This article describes the evolution of “discoverability” from the former regime, through what the Court of Appeal calls an enhancement of the principle, by what I call the “appropriate means” test. Senior lawyers still operating under the pre-2004 understanding should understand the significance of this change. Moreover, new lawyers should read the pre-2004 case law with great caution, because the prior case law was appreciably quicker to impute expert knowledge on lay persons. Knowing that a law suit is an “appropriate means” to remedy a claim is not the same as suspecting one can sue, or wanting to sue. Continue reading
Limitation periods come and go.

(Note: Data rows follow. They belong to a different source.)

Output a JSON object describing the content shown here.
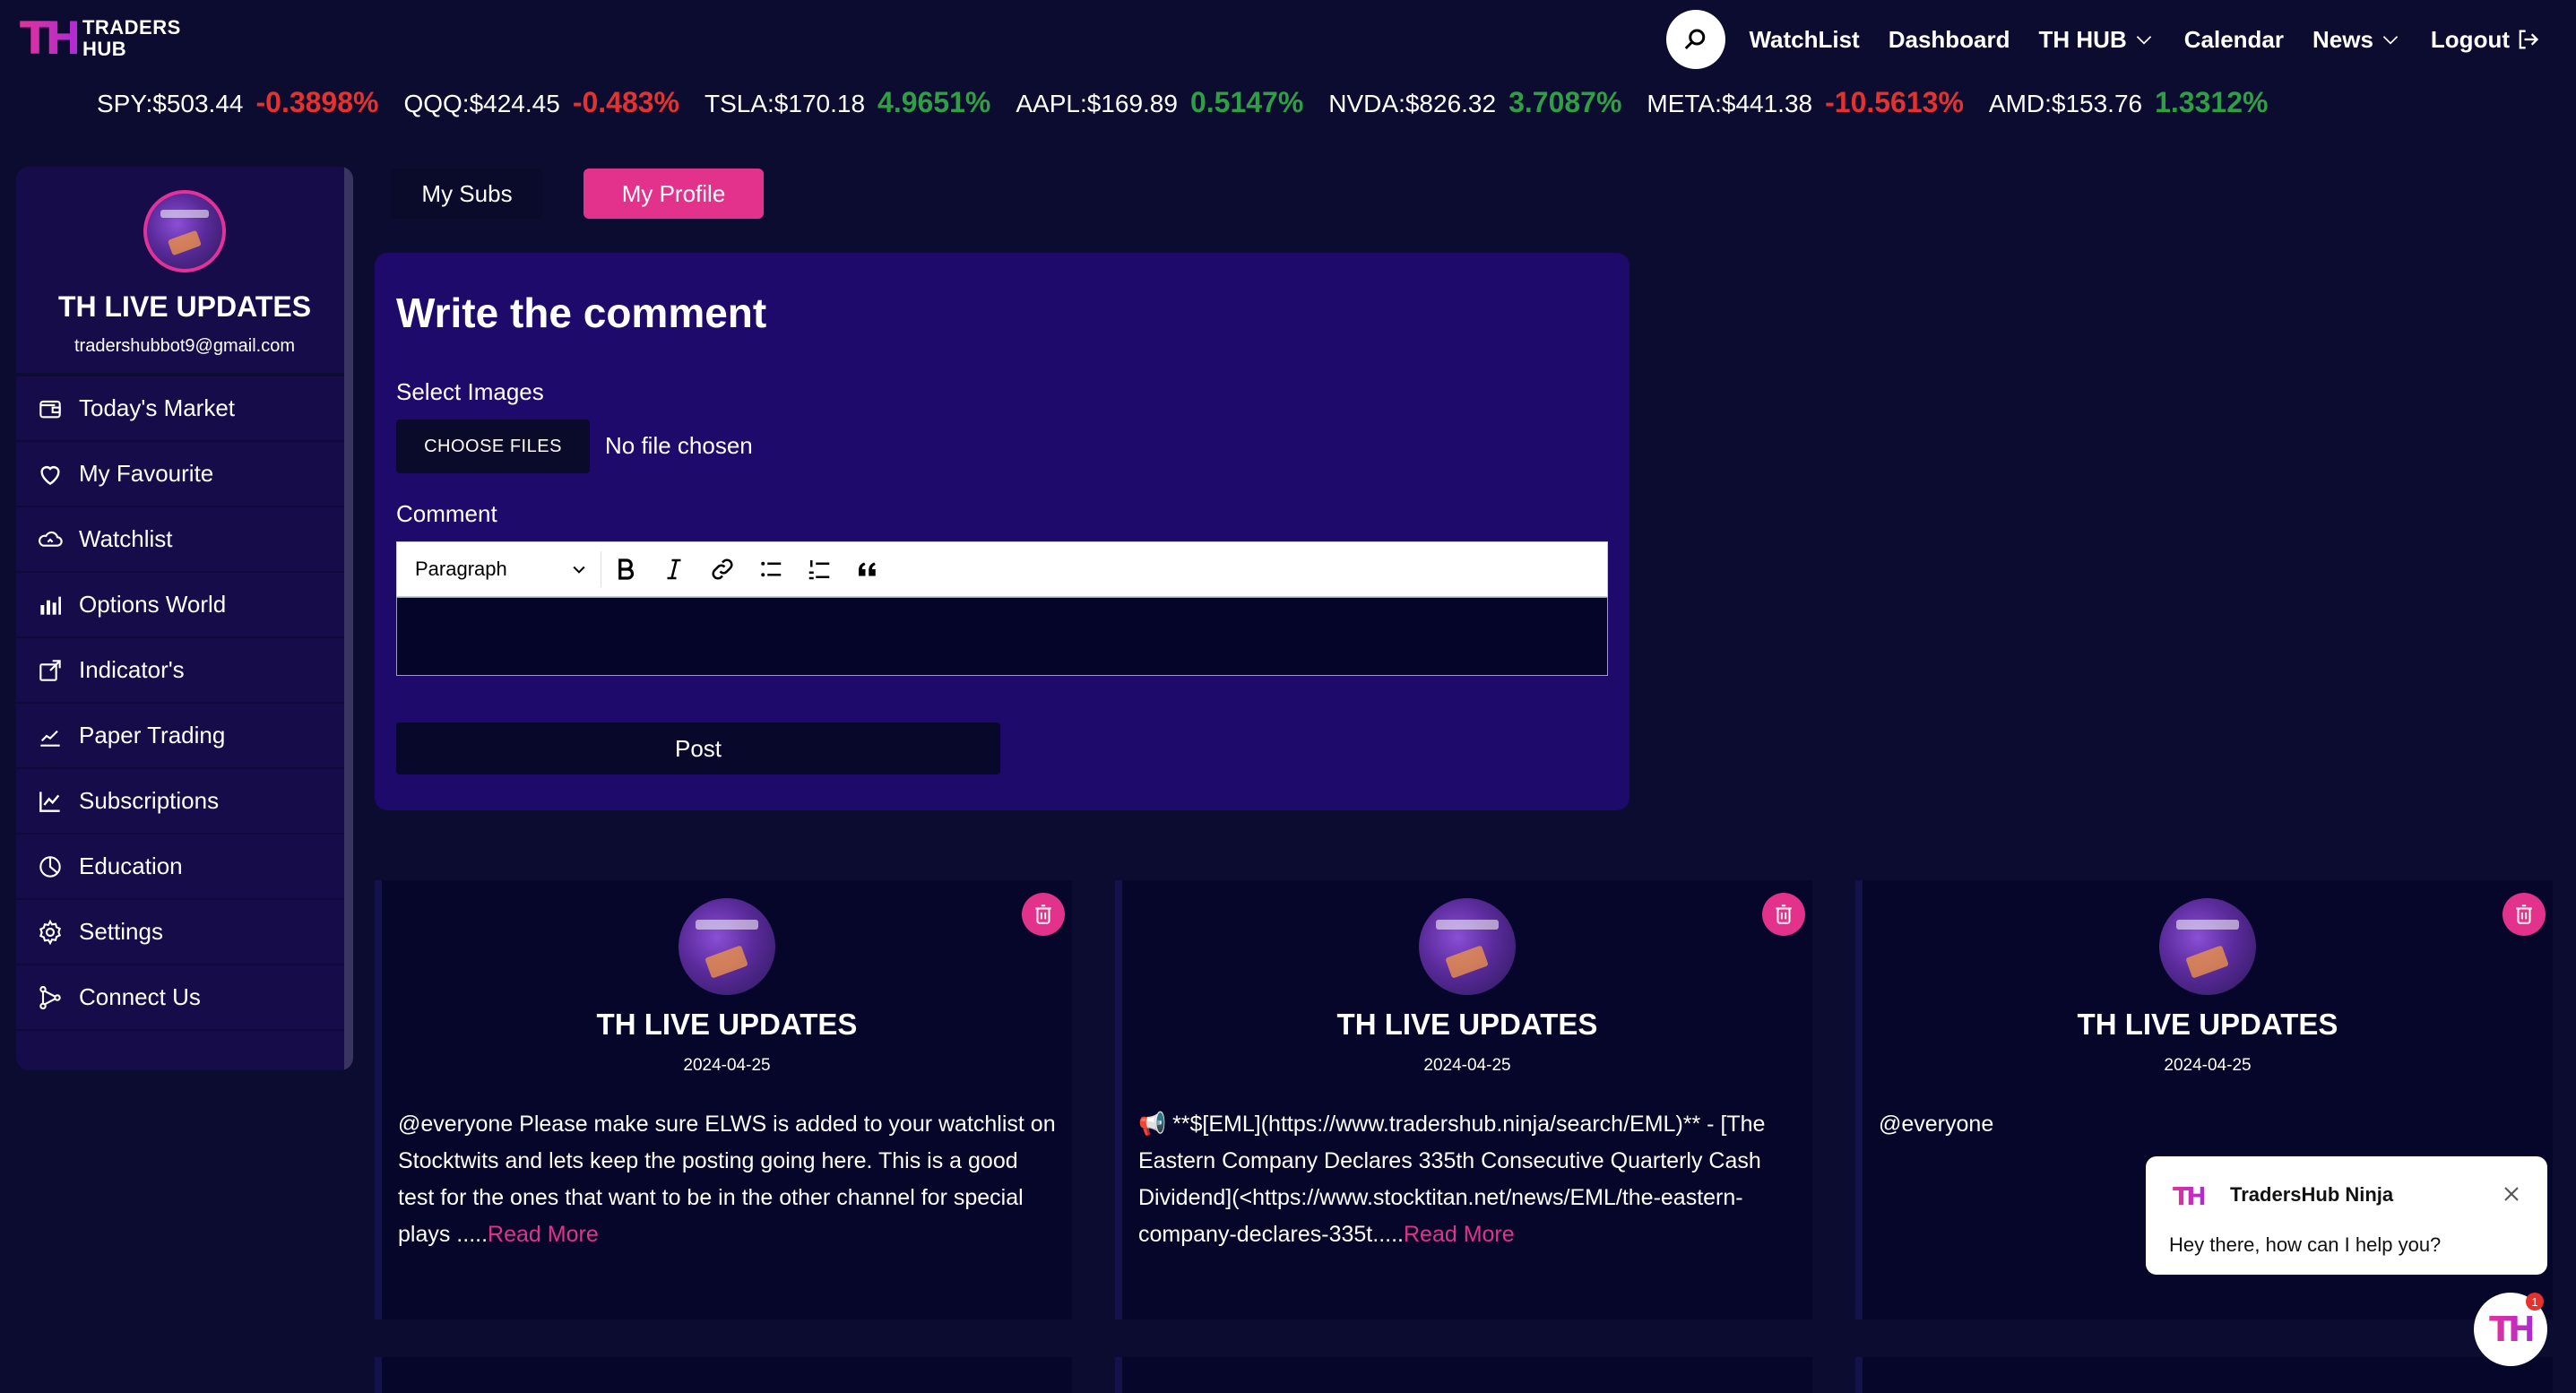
{
  "brand": {
    "mark": "TH",
    "name": "TRADERS HUB"
  },
  "nav": {
    "links": [
      "WatchList",
      "Dashboard",
      "TH HUB",
      "Calendar",
      "News",
      "Logout"
    ]
  },
  "ticker": [
    {
      "symbol": "SPY:$503.44",
      "change": "-0.3898%",
      "direction": "down"
    },
    {
      "symbol": "QQQ:$424.45",
      "change": "-0.483%",
      "direction": "down"
    },
    {
      "symbol": "TSLA:$170.18",
      "change": "4.9651%",
      "direction": "up"
    },
    {
      "symbol": "AAPL:$169.89",
      "change": "0.5147%",
      "direction": "up"
    },
    {
      "symbol": "NVDA:$826.32",
      "change": "3.7087%",
      "direction": "up"
    },
    {
      "symbol": "META:$441.38",
      "change": "-10.5613%",
      "direction": "down"
    },
    {
      "symbol": "AMD:$153.76",
      "change": "1.3312%",
      "direction": "up"
    }
  ],
  "sidebar": {
    "name": "TH LIVE UPDATES",
    "email": "tradershubbot9@gmail.com",
    "items": [
      {
        "label": "Today's Market",
        "icon": "wallet-icon"
      },
      {
        "label": "My Favourite",
        "icon": "heart-icon"
      },
      {
        "label": "Watchlist",
        "icon": "cloud-icon"
      },
      {
        "label": "Options World",
        "icon": "chart-bars-icon"
      },
      {
        "label": "Indicator's",
        "icon": "external-link-icon"
      },
      {
        "label": "Paper Trading",
        "icon": "line-chart-icon"
      },
      {
        "label": "Subscriptions",
        "icon": "area-chart-icon"
      },
      {
        "label": "Education",
        "icon": "pie-icon"
      },
      {
        "label": "Settings",
        "icon": "gear-icon"
      },
      {
        "label": "Connect Us",
        "icon": "network-icon"
      }
    ]
  },
  "tabs": {
    "subs": "My Subs",
    "profile": "My Profile"
  },
  "comment_form": {
    "heading": "Write the comment",
    "images_label": "Select Images",
    "choose_files": "CHOOSE FILES",
    "file_status": "No file chosen",
    "comment_label": "Comment",
    "paragraph_select": "Paragraph",
    "post_button": "Post"
  },
  "posts": [
    {
      "title": "TH LIVE UPDATES",
      "date": "2024-04-25",
      "body": "@everyone Please make sure ELWS is added to your watchlist on Stocktwits and lets keep the posting going here. This is a good test for the ones that want to be in the other channel for special plays .....",
      "read_more": "Read More"
    },
    {
      "title": "TH LIVE UPDATES",
      "date": "2024-04-25",
      "body": "📢 **$[EML](https://www.tradershub.ninja/search/EML)** - [The Eastern Company Declares 335th Consecutive Quarterly Cash Dividend](<https://www.stocktitan.net/news/EML/the-eastern-company-declares-335t.....",
      "read_more": "Read More"
    },
    {
      "title": "TH LIVE UPDATES",
      "date": "2024-04-25",
      "body": "@everyone",
      "read_more": ""
    }
  ],
  "chat": {
    "mark": "TH",
    "title": "TradersHub Ninja",
    "message": "Hey there, how can I help you?",
    "badge": "1"
  },
  "colors": {
    "accent": "#e2328b",
    "background": "#0c0b30",
    "card": "#1d0a6b",
    "negative": "#e5322f",
    "positive": "#2ea043"
  }
}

That, in five words, is the problem. For the general practice lawyer and litigator, limitation periods are the bane of our existence. In the days when we relied on paper “tickler” systems, compliance often depended on the diligence of the office clerk assigned to keep track of them. Now with electronic calendars, iPhone or Blackberry alerts, it is pretty much up to each lawyer to ensure limitation periods are brought to your notice in a timely way. You can have an assistant or clerk set it up, but the negligence suit will name you or your law firm. Continue reading
Any time you act for a minor or a mentally incapable person in litigation, or in other legal matters, you will be appointing a litigation guardian. Next comes the tricky part, from a limitations perspective.
Acting for litigation guardians is fraught with peril. Suddenly, the incapacitated personal injury victim or minor, usually incapable of appreciating their legal rights, may have limitation period commencing against them. To start your appreciation of this issue, read my 2007 series of articles : civmar07web, civjun07web